6.2 Research needs
6.3 Research approach
Though fish culture integrated with animal husbandry, such as pig or duck raising, is well established in other parts of the world, it is a relatively new system in Africa. Experience so far shows considerable potential for the development of the system, even though it would require much more skill on the part of the farmer than when he raises fish or animals only. In integrated fish culture trials in the Central African Republic with T. nilotica and C. lazera, yields of 7-10 t/ha of fish per year were obtained by the use of manure of pigs raised near the ponds and without feeding. In addition, some 6 400 kg of pig meat could also be raised, contributing substantially to the income from the farm. Because of the reported success, and the widespread interest in integrated rural development aimed at improving the income and standard of living of farmers, fish culture combined with some form of animal husbandry, is now planned in many countries. In view of this, it is recommended that the Centre undertake essential studies for developing a system of integrated fish culture with fish (Tilapia and Clarias) as the major crops, and pigs as a subsidiary crop. Even though duck raising is also well adapted for integration with fish culture, it is not recommended at present, as duck is not a popular food item, and duck farming will be a rather new and unfamiliar activity in most areas.

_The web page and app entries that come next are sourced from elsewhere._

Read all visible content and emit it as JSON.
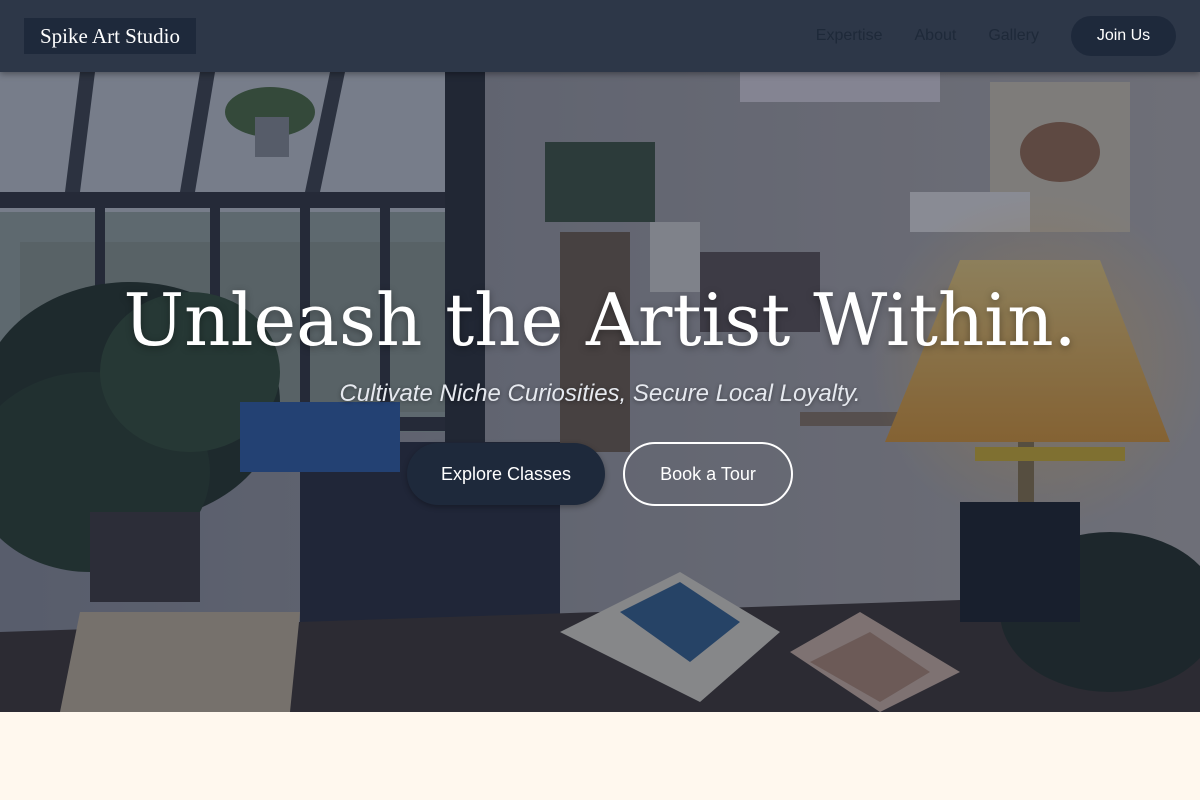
{
  "nav": {
    "logo": "Spike Art Studio",
    "links": [
      "Expertise",
      "About",
      "Gallery"
    ],
    "cta": "Join Us"
  },
  "hero": {
    "title": "Unleash the Artist Within.",
    "subtitle": "Cultivate Niche Curiosities, Secure Local Loyalty.",
    "primary_button": "Explore Classes",
    "secondary_button": "Book a Tour"
  },
  "colors": {
    "navbar": "#2d3748",
    "accent_dark": "#1e293b",
    "page_background": "#fff8ee"
  }
}
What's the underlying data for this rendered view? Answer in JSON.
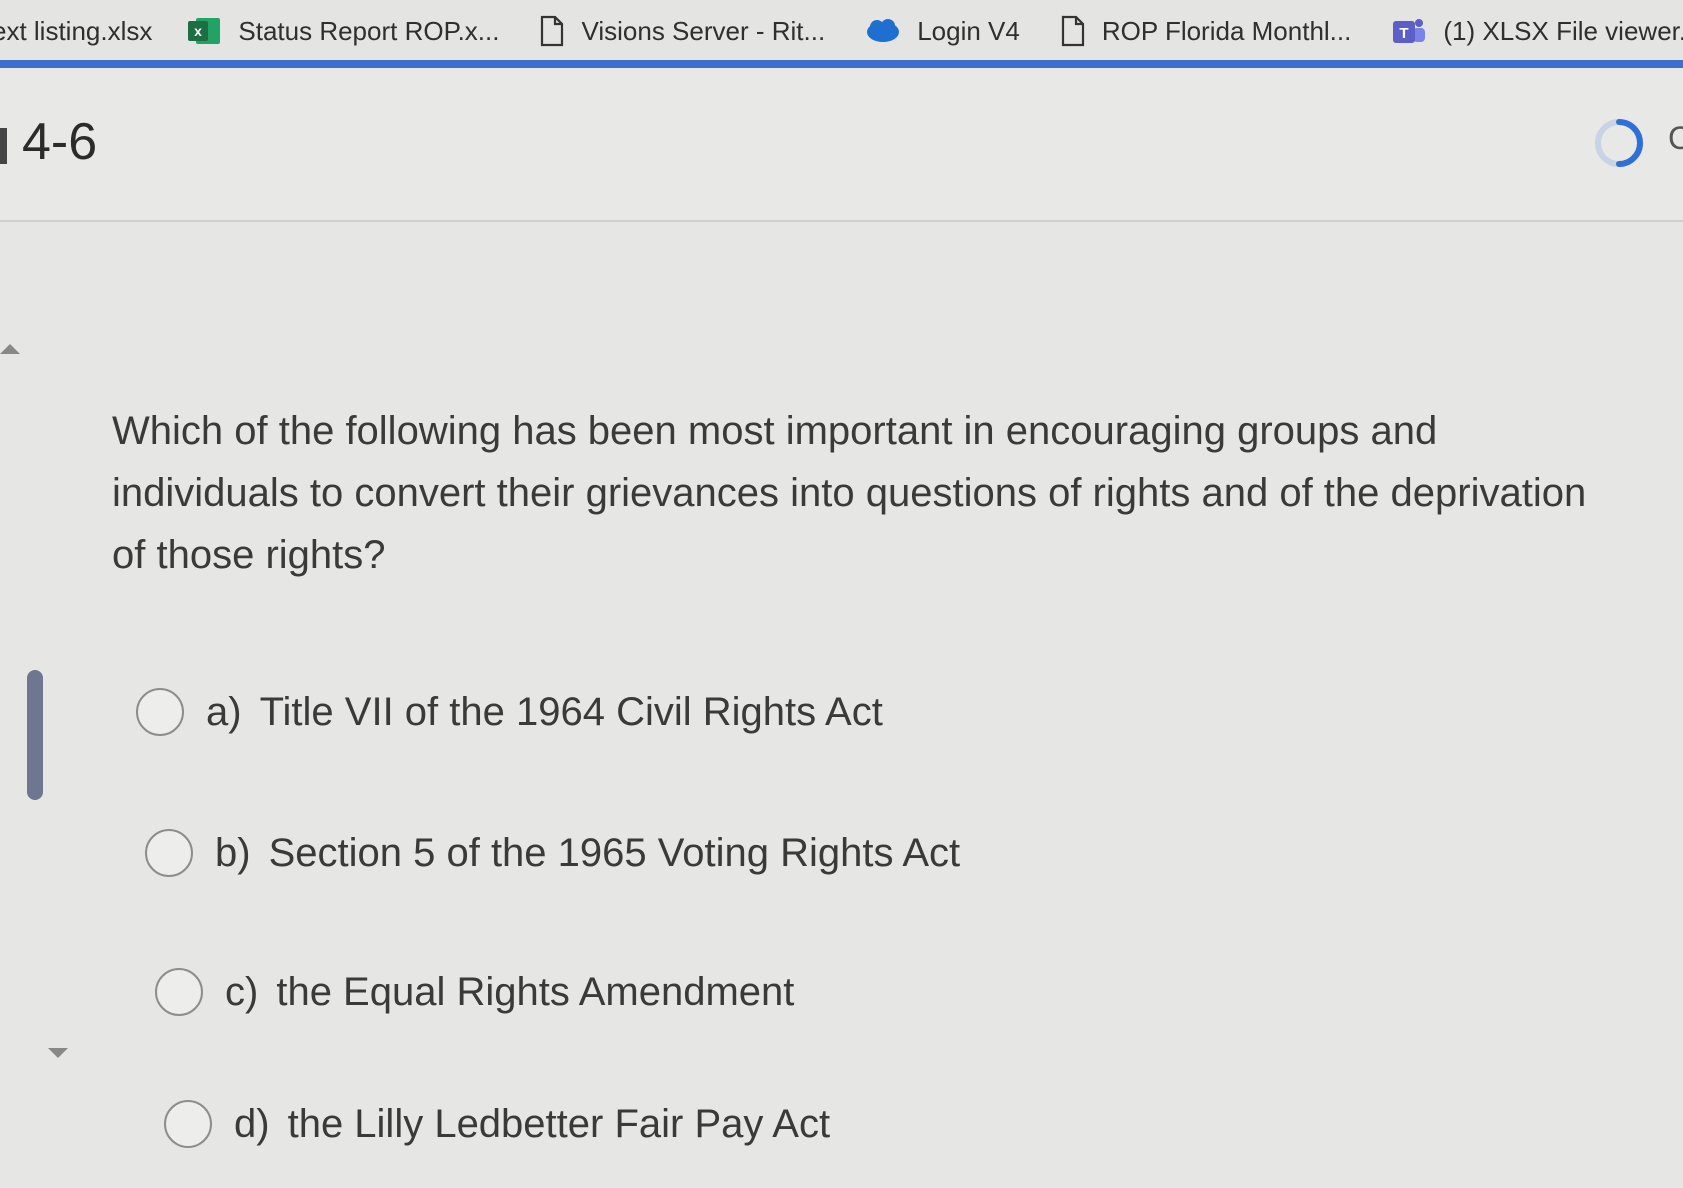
{
  "bookmarks": [
    {
      "label": "ext listing.xlsx",
      "icon": "none"
    },
    {
      "label": "Status Report ROP.x...",
      "icon": "excel-icon"
    },
    {
      "label": "Visions Server - Rit...",
      "icon": "document-icon"
    },
    {
      "label": "Login V4",
      "icon": "cloud-icon"
    },
    {
      "label": "ROP Florida Monthl...",
      "icon": "document-icon"
    },
    {
      "label": "(1) XLSX File viewer...",
      "icon": "teams-icon"
    }
  ],
  "excel_icon_letter": "x",
  "teams_icon_letter": "T",
  "header": {
    "title": "4-6",
    "cut_text": "C"
  },
  "question": {
    "line1": "Which of the following has been most important in encouraging groups and",
    "line2": "individuals to convert their grievances into questions of rights and of the deprivation",
    "line3": "of those rights?"
  },
  "options": [
    {
      "letter": "a)",
      "text": "Title VII of the 1964 Civil Rights Act"
    },
    {
      "letter": "b)",
      "text": "Section 5 of the 1965 Voting Rights Act"
    },
    {
      "letter": "c)",
      "text": "the Equal Rights Amendment"
    },
    {
      "letter": "d)",
      "text": "the Lilly Ledbetter Fair Pay Act"
    }
  ],
  "colors": {
    "accent": "#3f6fcc",
    "scroll_thumb": "#6e7690",
    "cloud": "#1f6fd1",
    "excel": "#1d6f42",
    "teams": "#5b5fc7"
  }
}
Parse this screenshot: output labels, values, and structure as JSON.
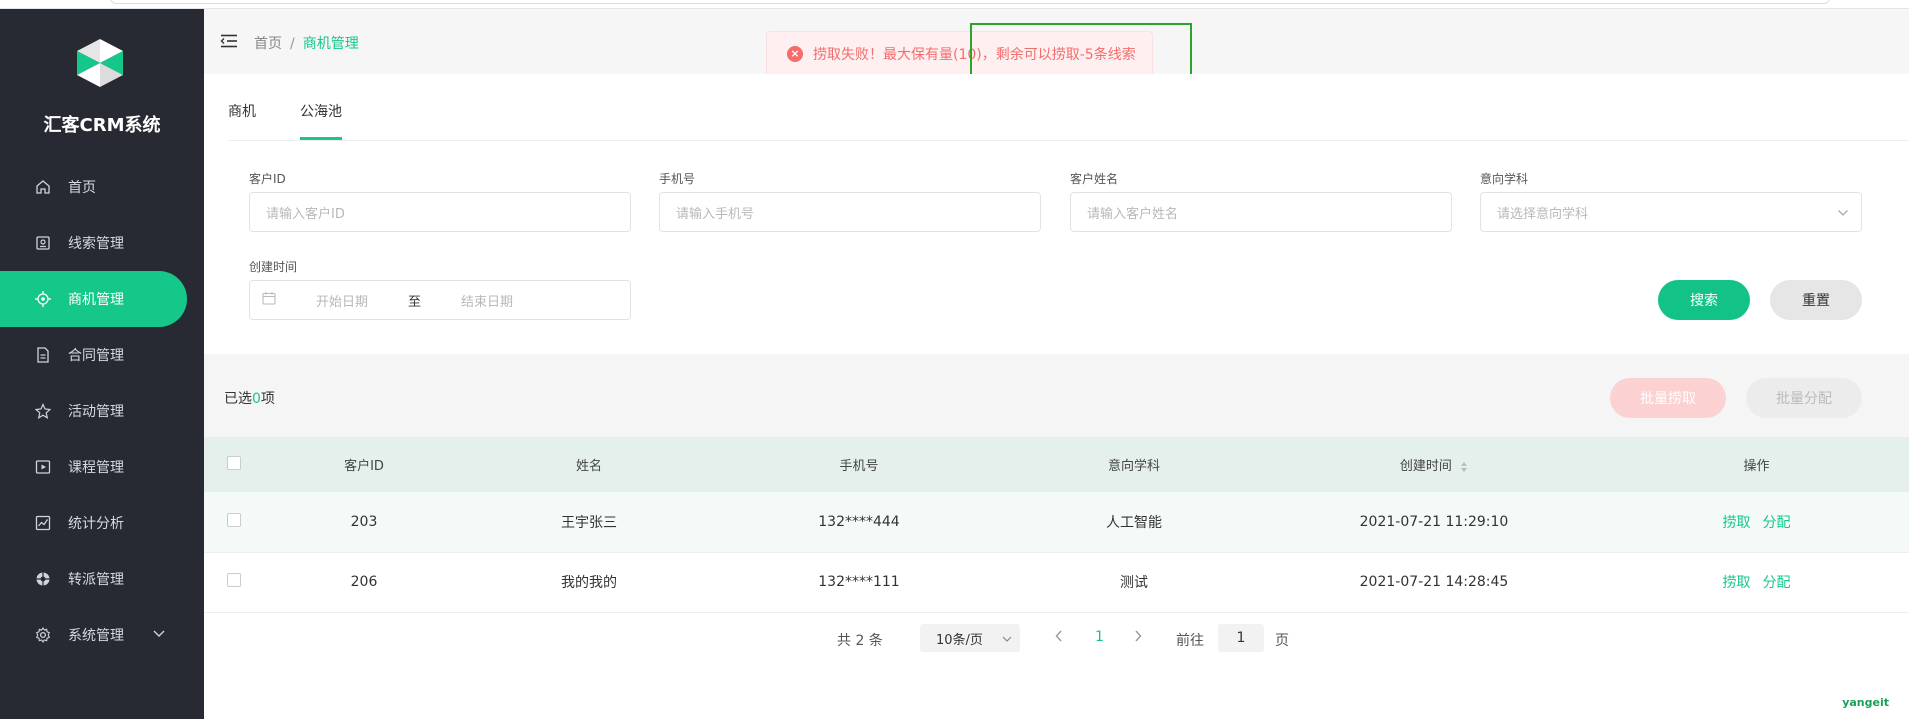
{
  "app": {
    "brand": "汇客CRM系统"
  },
  "sidebar": {
    "items": [
      {
        "label": "首页",
        "icon": "home-icon"
      },
      {
        "label": "线索管理",
        "icon": "clue-icon"
      },
      {
        "label": "商机管理",
        "icon": "target-icon",
        "active": true
      },
      {
        "label": "合同管理",
        "icon": "document-icon"
      },
      {
        "label": "活动管理",
        "icon": "star-icon"
      },
      {
        "label": "课程管理",
        "icon": "video-icon"
      },
      {
        "label": "统计分析",
        "icon": "chart-icon"
      },
      {
        "label": "转派管理",
        "icon": "transfer-icon"
      },
      {
        "label": "系统管理",
        "icon": "gear-icon"
      }
    ]
  },
  "header": {
    "breadcrumb": [
      "首页",
      "商机管理"
    ],
    "separator": "/"
  },
  "toast": {
    "message": "捞取失败！最大保有量(10)，剩余可以捞取-5条线索",
    "icon": "error-icon",
    "color": "#f56c6c"
  },
  "tabs": [
    {
      "label": "商机"
    },
    {
      "label": "公海池",
      "active": true
    }
  ],
  "filters": {
    "customer_id": {
      "label": "客户ID",
      "placeholder": "请输入客户ID"
    },
    "phone": {
      "label": "手机号",
      "placeholder": "请输入手机号"
    },
    "name": {
      "label": "客户姓名",
      "placeholder": "请输入客户姓名"
    },
    "subject": {
      "label": "意向学科",
      "placeholder": "请选择意向学科"
    },
    "created": {
      "label": "创建时间",
      "start_placeholder": "开始日期",
      "end_placeholder": "结束日期",
      "to": "至"
    },
    "search_label": "搜索",
    "reset_label": "重置"
  },
  "list": {
    "selected_prefix": "已选",
    "selected_count": "0",
    "selected_suffix": "项",
    "batch_grab_label": "批量捞取",
    "batch_assign_label": "批量分配",
    "columns": [
      "客户ID",
      "姓名",
      "手机号",
      "意向学科",
      "创建时间",
      "操作"
    ],
    "rows": [
      {
        "id": "203",
        "name": "王宇张三",
        "phone": "132****444",
        "subject": "人工智能",
        "created": "2021-07-21 11:29:10",
        "op_grab": "捞取",
        "op_assign": "分配"
      },
      {
        "id": "206",
        "name": "我的我的",
        "phone": "132****111",
        "subject": "测试",
        "created": "2021-07-21 14:28:45",
        "op_grab": "捞取",
        "op_assign": "分配"
      }
    ]
  },
  "pager": {
    "total": "共 2 条",
    "page_size": "10条/页",
    "current_page": "1",
    "goto_label": "前往",
    "goto_value": "1",
    "page_unit": "页"
  },
  "watermark": "yangeit",
  "colors": {
    "accent": "#15c889",
    "sidebar_bg": "#272a33",
    "error": "#f56c6c"
  }
}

In order to evaluate the possible role of fish culture combined with pig raising in integrated rural development, the complementary role of the two crops and the increased income and other benefits that a farmer can derive by integration should be clearly demonstrated. This should be the major objective of research in the Centre. The proposed Regional Lead Centre in China to be established as part of a regional network of aquaculture centres in Asia, would be carrying out critical research on the processes involved in integrated farming, and close liaison with that Centre should be established to benefit from the results of studies there.
Although no public health hazards have been recognized so far in this type of farming, this aspect has not yet been properly investigated. Such studies seem particularly warranted in rural areas of Africa.
(i) Determination of suitable ratios of pond area, fish stock density and number of pigs for integrated farming;
(ii) monitoring of water quality, fish food production and utilization;
(iii) determination of minimum size of farming operation required to increase farmers' income to a required level;
(iv) development of suitable methods of integrated farming under African conditions;
(v) determination of health hazards, if any, involved in integrated culture of fish with pigs;
(vi) evaluation of economic and other benefits derived by integrated farming.
An integrated production unit, consisting of a selected number of ponds with pigstys built on its bank, will be necessary for undertaking the necessary experiments. It is suggested that in the initial experiments all-male T. nilotica be used. Later, identical experiments can be conducted with C. lazera and if found useful, with a combination of the two species. Arrangements should be made for comparative studies of the relative merits of direct introduction of piggery wastes into the ponds and the introduction of wastes after fermentation in special tanks. Different ratios of piglets to pond area (say 40-70/ha) should be tried. The pigs, which should be of quick-growing strains (e.g., Large White) should be fed regularly with suitable feeds (if possible, prepared feeds). The quantity of manure produced should be determined and the water quality and fish food production in the ponds monitored. Management measures, like addition of water and aeration, should be adopted, if found necessary.
The economics of the farming and the income and other benefits that can be derived by it, can be determined from the production of fish and pigs obtained, and a proper assessment of operating costs. Based on the results of production experiments, it should be possible to determine the size of operation (pond area, fish stock and pigs) needed for obtaining the' required level of income.
While the monitoring of fish health and diseases can be done by the Centre's staff, assistance of public health personnel may be necessary to examine whether public health hazards are involved, and to undertake necessary precautionary measures. The assistance of a veterinarian and possibly personnel experienced in pig raising may be required at least in the initial stages, to ensure the adoption of appropriate pig raising methods.